Bob Sutton is one of my
favorite business authors.

Aside from his belief in
evidence-based management and the value of his work related to organizational
creativity and innovation, I just love this man’s style!

He’s human, readable,
insightful, and direct.

For those of you that aren’t familiar with him, he’s
a Professor of Management Science and Engineering in the Stanford Engineering School.

Insights from Bob’s latest
book, The
No Asshole Rule

What is an asshole?
“… if someone consistently
takes actions that leave a trail of victims in their wake, they deserve to be
branded as certified assholes.”

Attacks are “personal
rather than professional.”

“The difference between
how a person treats the powerless versus the powerful is as good a measure of
human character as I know.”

How do they impact an organization?
“It takes numerous
encounters with positive people to offset the energy and happiness sapped by a
single episode with one asshole.”

People “…devoted their
energy to protecting themselves, not to helping the company.”

“…when people believe that
they work for insensitive jerks, they find ways to get back at them, and
stealing is one of those ways.”

“…how many hours…managers
devote to “asshole management” or to predicting future legal costs incurred by

Then there’s the impact of finger-pointing, risk-adversity, and passive-aggressive behavior that lead to
serious issues with innovation and collaboration.

How can you implement a no asshole rule?
Make a policy of respect
for the individual public and enforce it.

“Hot shots who alienate
colleagues are told to change or leave.”

“…respond immediately if
any individual degrades another…”

“…if persistent nastiness
from any group is left unchecked, it creates a culture of contempt that infects
everyone it touches…”

Assholes multiply. They indirectly encourage people to “kick”
those with less power than themselves.
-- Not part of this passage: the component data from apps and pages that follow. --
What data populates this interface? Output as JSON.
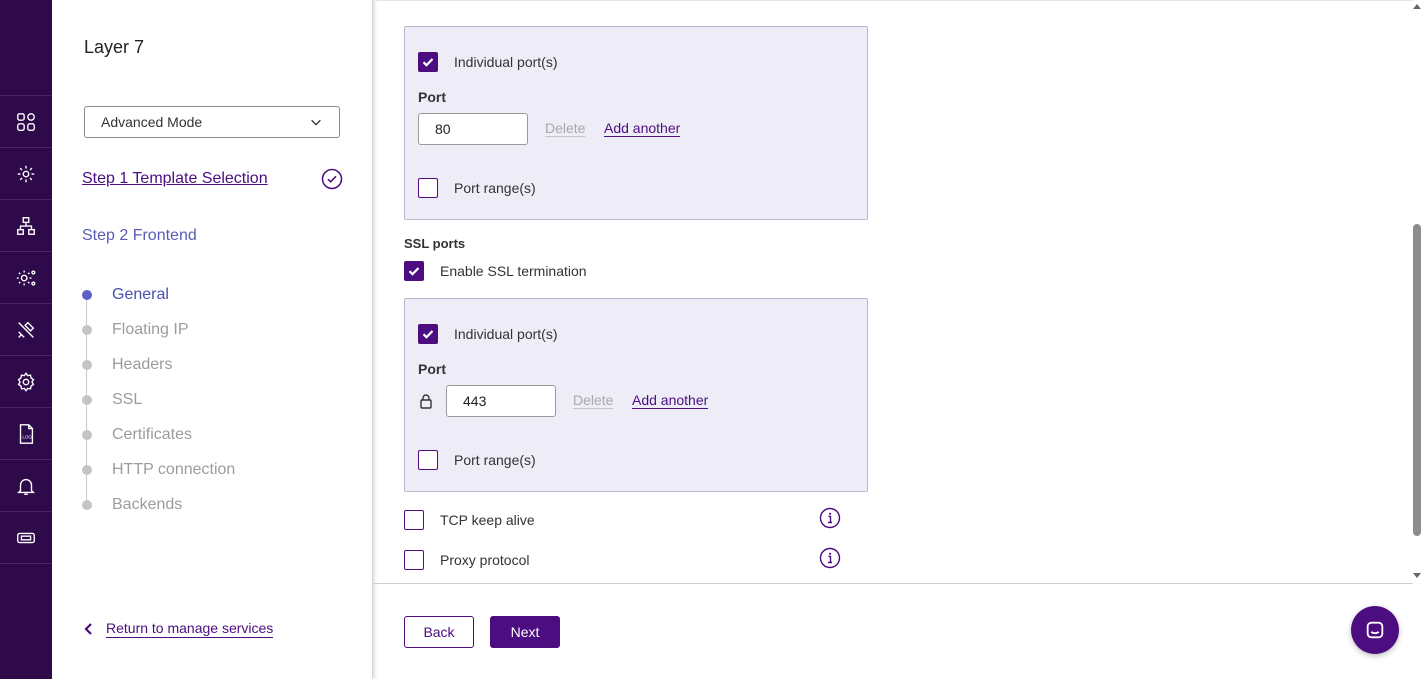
{
  "sidebar": {
    "title": "Layer 7",
    "mode_select": "Advanced Mode",
    "step1_label": "Step 1 Template Selection",
    "step2_label": "Step 2 Frontend",
    "substeps": [
      {
        "label": "General",
        "active": true
      },
      {
        "label": "Floating IP",
        "active": false
      },
      {
        "label": "Headers",
        "active": false
      },
      {
        "label": "SSL",
        "active": false
      },
      {
        "label": "Certificates",
        "active": false
      },
      {
        "label": "HTTP connection",
        "active": false
      },
      {
        "label": "Backends",
        "active": false
      }
    ],
    "return_label": "Return to manage services"
  },
  "rail_icons": [
    "dashboard-icon",
    "services-icon",
    "network-icon",
    "settings-advanced-icon",
    "tools-icon",
    "gear-icon",
    "log-icon",
    "bell-icon",
    "ticket-icon"
  ],
  "http_ports": {
    "individual_label": "Individual port(s)",
    "individual_checked": true,
    "port_label": "Port",
    "port_value": "80",
    "delete_label": "Delete",
    "add_label": "Add another",
    "range_label": "Port range(s)",
    "range_checked": false
  },
  "ssl_ports": {
    "title": "SSL ports",
    "enable_label": "Enable SSL termination",
    "enable_checked": true,
    "individual_label": "Individual port(s)",
    "individual_checked": true,
    "port_label": "Port",
    "port_value": "443",
    "delete_label": "Delete",
    "add_label": "Add another",
    "range_label": "Port range(s)",
    "range_checked": false
  },
  "options": {
    "tcp_keepalive_label": "TCP keep alive",
    "proxy_protocol_label": "Proxy protocol"
  },
  "footer": {
    "back_label": "Back",
    "next_label": "Next"
  },
  "colors": {
    "rail_bg": "#2e0a4a",
    "accent": "#4b0d80",
    "active_step": "#5b5fc7",
    "panel_bg": "#eeedf7"
  }
}
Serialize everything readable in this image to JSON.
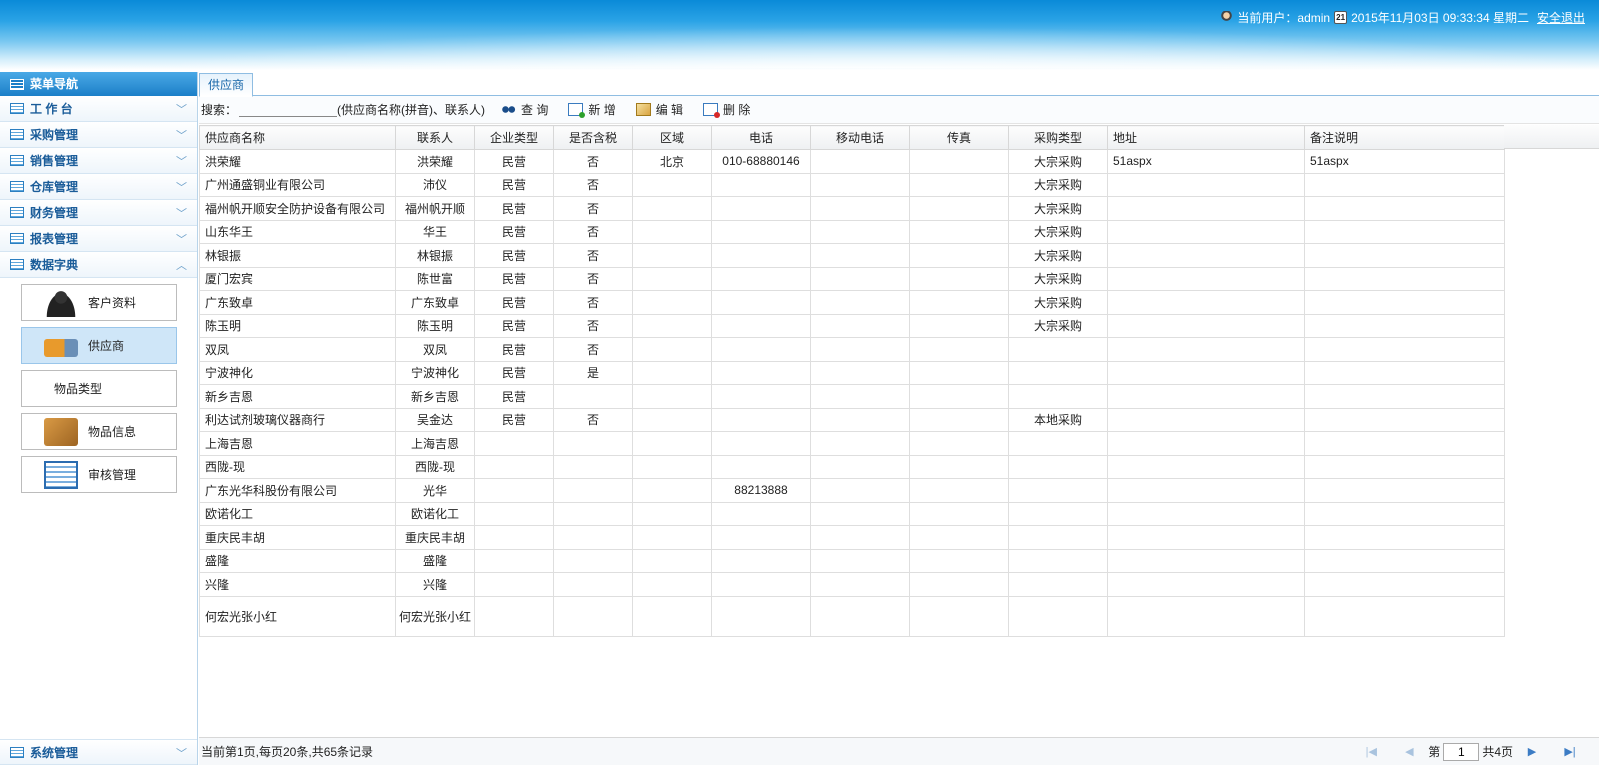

If
in a hiring position, they tend to replicate themselves.

Be careful, your managers
may be assholes: “…even…trivial power advantages can change how people think
and act – and usually for the worse.”

Teach people how to
fight. “…conflict is constructive when
people argue over ideas rather than personality or relationship issues…”

To assess whether you’re
the asshole, learn how to deal with environments where they run rampant, and
explore the (somewhat limited) virtues of having one around, you’ll have to
read the book.

It’s worth it!